In 1982, Watson invited new NCI director Vincent DeVita to speak at the dedication of a building for mammalian genetics. At the ceremony, Watson praised the Virus Cancer Program’s unplanned discovery of oncogenes as evidence of how well “the public purse” had been spent in the War on Cancer. Likewise, DeVita embraced the therapeutic promise of oncogene research, calling it exciting research “that brings molecular biology to the crowded bedside of the cancer patient.”

In this exchange both sides gained something. Watson’s supportive remarks helped thwart activists who sought to steer the NCI away from research, while DeVita’s comments promised that the NCI would grant more support and autonomy to molecular biology’s exploration of cancer as a complex scientific puzzle.

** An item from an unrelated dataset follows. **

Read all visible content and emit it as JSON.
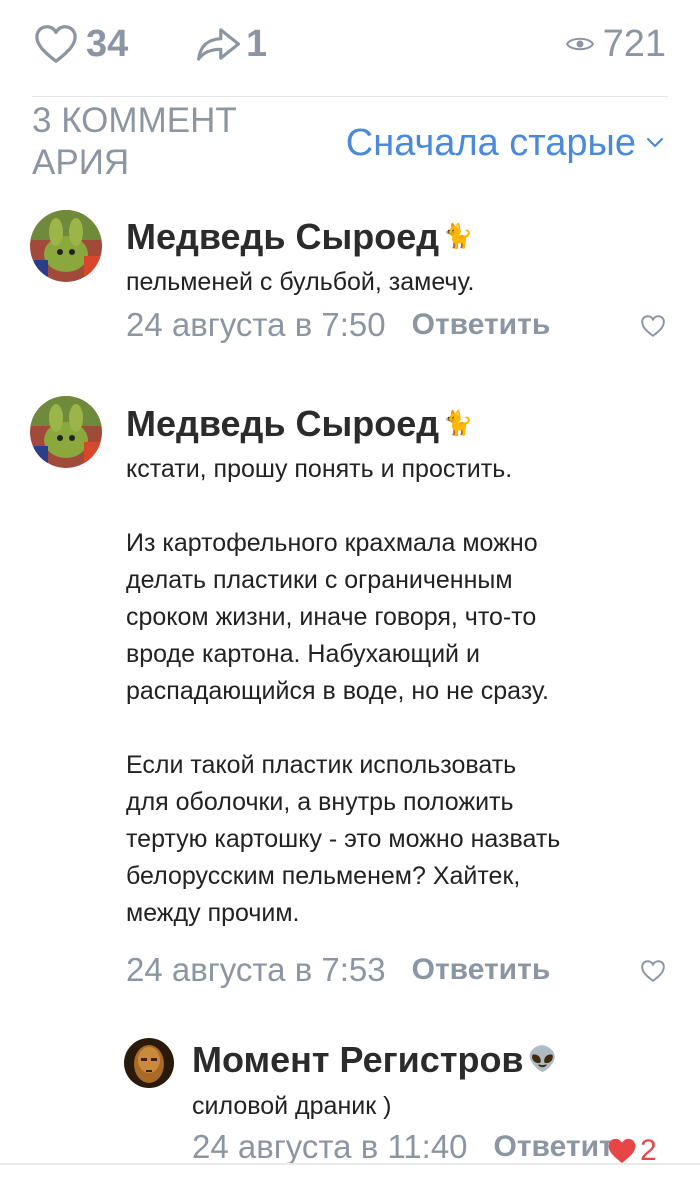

The future promise of oncogenes — even with new therapies decades in the distance under the best-case scenario — meant that it was too soon to judge the success or failure of research in the War on Cancer. This consensus forestalled questions about whether other approaches focused on public health or prevention might prove equally effective, quicker or more efficient.

Stifling these questions came with a cost, however — one reckoned not in monetary terms but in the attention paid to other ways of addressing cancer.

Even as the NCI turned away from vaccine development, the first vaccine against a virus tied to cancer, hepatitis B, debuted, while other interventions, such as restricting tobacco use, eventually played a decisive role in curbing cancer deaths. Realizing the promise of these approaches fell to other groups outside the NCI and the federal government, often with far fewer resources at their disposal. This is to say nothing of concerns for the affordability and accessibly to the therapies for cancer that do exist.

The way that a small number of scientists and administrators narrowed what it meant to succeed against cancer stands as a cautionary tale for our present moment. Whether future research explores the challenges of diseases on all levels “from molecular to social” — what President Biden promises to do with the Advanced Research Projects Agency today — will shape the future of medical research and public health. And this broad definition of victory is exactly what the war on cancer has lacked over 50 years with untold ramifications.